TASK DESCRIPTION: The required result is the number of lines below that hold the word "properties", stated without anything else.

SUPPLIED DATA Block Start

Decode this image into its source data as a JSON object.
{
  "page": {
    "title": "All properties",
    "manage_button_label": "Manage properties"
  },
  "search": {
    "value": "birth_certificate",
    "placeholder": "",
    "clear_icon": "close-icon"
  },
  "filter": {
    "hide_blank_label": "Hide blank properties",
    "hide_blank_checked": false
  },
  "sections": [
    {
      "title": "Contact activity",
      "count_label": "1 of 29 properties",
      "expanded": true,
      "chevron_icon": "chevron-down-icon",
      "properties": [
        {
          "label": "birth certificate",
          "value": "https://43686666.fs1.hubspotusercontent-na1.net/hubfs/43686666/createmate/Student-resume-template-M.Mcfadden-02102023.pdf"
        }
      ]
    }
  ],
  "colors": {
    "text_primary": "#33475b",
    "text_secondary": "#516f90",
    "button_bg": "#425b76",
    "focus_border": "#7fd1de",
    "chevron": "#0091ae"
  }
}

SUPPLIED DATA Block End
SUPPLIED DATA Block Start

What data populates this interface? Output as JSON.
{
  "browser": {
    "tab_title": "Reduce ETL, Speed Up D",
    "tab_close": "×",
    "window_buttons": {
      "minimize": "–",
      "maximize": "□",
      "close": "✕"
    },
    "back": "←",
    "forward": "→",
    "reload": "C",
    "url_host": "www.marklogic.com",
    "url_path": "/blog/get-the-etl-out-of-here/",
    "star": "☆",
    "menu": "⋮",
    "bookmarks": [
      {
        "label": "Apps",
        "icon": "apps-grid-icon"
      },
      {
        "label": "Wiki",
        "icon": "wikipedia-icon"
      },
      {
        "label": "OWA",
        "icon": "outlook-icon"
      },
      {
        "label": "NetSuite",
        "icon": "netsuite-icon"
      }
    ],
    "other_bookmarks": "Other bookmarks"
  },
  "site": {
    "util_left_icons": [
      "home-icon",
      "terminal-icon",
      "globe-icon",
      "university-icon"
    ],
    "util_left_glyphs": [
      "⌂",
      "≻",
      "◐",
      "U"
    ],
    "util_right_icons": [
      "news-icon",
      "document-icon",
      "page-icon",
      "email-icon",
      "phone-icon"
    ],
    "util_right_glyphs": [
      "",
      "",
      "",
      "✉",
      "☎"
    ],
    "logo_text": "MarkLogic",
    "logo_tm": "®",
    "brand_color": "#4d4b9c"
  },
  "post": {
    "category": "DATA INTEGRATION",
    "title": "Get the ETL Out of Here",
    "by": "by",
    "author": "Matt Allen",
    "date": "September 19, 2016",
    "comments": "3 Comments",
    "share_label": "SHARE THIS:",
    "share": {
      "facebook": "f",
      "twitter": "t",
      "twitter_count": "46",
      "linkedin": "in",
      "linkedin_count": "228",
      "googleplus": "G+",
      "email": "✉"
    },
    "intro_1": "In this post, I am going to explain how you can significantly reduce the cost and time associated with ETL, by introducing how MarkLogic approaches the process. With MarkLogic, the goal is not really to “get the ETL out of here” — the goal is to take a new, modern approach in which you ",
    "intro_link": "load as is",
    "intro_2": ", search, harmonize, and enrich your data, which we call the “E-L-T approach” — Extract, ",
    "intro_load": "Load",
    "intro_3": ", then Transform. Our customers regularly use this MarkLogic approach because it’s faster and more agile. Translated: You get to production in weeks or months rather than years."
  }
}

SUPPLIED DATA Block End
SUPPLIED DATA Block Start

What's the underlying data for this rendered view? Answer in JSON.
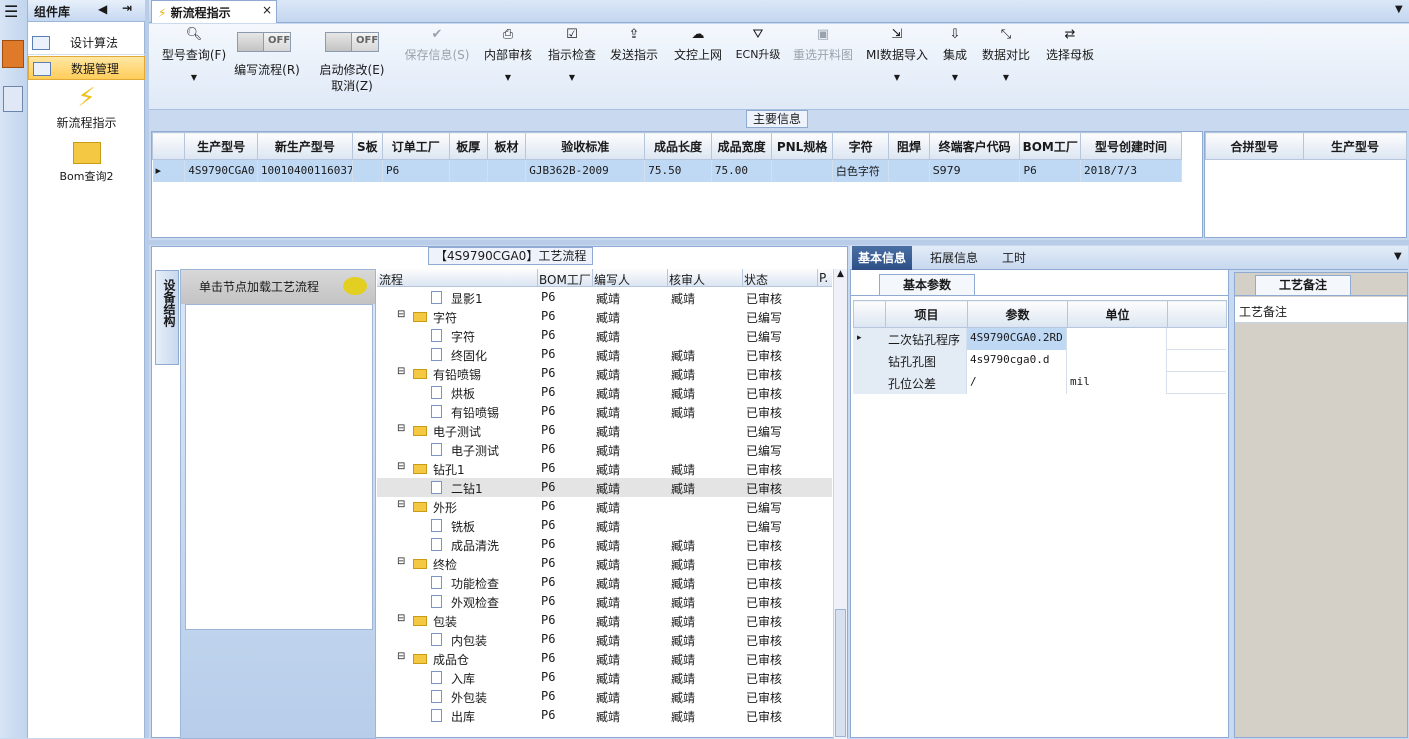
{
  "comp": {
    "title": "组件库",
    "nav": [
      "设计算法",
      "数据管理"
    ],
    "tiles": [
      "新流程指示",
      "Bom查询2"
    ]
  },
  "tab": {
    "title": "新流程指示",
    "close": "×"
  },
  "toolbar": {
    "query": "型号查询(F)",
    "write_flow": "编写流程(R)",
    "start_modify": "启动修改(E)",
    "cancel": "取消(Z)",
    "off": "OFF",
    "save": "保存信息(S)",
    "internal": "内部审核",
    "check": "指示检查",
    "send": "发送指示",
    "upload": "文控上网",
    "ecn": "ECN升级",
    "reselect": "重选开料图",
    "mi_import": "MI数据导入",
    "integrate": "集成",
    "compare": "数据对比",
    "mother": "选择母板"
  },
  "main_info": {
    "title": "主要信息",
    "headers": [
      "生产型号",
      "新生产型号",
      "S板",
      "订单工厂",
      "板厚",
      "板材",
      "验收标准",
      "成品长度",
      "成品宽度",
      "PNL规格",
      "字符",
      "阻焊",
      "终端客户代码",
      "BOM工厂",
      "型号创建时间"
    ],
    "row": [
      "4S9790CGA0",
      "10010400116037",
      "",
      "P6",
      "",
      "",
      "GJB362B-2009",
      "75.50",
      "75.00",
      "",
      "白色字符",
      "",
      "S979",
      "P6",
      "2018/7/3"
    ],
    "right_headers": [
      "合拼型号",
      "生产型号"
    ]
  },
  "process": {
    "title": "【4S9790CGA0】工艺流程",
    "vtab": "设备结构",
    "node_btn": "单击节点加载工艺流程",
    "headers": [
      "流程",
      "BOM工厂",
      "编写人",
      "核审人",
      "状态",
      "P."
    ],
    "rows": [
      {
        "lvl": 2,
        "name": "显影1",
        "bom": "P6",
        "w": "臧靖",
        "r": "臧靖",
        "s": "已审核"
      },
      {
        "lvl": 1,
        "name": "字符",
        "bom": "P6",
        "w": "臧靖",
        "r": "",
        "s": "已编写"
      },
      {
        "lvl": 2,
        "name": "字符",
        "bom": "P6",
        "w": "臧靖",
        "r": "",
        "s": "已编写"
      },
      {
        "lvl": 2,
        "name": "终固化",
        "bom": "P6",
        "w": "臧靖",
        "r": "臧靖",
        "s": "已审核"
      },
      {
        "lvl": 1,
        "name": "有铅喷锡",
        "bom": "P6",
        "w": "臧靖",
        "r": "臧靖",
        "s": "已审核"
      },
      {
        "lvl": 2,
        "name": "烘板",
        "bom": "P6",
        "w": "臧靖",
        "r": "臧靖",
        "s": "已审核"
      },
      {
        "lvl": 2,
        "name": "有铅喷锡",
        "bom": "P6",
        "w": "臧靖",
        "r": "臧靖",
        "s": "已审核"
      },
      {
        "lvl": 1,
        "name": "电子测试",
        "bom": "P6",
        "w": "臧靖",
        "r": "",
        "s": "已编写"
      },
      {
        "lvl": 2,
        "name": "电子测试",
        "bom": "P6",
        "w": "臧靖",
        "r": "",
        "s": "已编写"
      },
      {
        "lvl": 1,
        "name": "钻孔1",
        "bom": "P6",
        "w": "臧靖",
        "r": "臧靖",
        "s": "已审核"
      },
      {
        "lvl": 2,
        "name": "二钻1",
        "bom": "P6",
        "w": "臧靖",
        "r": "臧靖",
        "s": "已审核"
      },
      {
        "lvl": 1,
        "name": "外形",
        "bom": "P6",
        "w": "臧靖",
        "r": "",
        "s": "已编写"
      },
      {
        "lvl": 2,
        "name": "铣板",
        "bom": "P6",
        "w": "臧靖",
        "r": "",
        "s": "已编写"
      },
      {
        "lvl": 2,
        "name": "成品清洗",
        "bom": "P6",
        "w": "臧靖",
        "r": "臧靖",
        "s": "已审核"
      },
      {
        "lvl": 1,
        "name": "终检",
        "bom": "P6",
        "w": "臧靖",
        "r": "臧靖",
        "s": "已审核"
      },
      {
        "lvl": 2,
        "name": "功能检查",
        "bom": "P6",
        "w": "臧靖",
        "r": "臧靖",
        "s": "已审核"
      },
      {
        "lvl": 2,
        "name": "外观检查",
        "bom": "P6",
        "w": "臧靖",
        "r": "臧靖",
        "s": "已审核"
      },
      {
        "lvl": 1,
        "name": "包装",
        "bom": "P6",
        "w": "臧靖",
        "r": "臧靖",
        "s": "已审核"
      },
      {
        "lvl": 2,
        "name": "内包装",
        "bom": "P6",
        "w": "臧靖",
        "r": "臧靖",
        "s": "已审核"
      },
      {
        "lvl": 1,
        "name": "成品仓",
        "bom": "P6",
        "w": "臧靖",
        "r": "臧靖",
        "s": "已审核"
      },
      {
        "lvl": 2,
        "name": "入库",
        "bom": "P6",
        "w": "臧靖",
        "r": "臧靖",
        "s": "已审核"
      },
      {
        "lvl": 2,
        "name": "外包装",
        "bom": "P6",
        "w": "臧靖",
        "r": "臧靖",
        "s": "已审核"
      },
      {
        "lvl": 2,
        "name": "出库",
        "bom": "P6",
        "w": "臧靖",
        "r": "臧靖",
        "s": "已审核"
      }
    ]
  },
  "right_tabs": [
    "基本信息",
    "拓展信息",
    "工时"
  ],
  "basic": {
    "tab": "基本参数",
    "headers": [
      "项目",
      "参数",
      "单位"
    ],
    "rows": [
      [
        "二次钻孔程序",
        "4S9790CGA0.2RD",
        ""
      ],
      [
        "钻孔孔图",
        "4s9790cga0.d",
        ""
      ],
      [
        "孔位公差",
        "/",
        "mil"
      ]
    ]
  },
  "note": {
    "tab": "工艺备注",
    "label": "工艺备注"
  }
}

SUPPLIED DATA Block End

PROBLEM SOLUTION: 5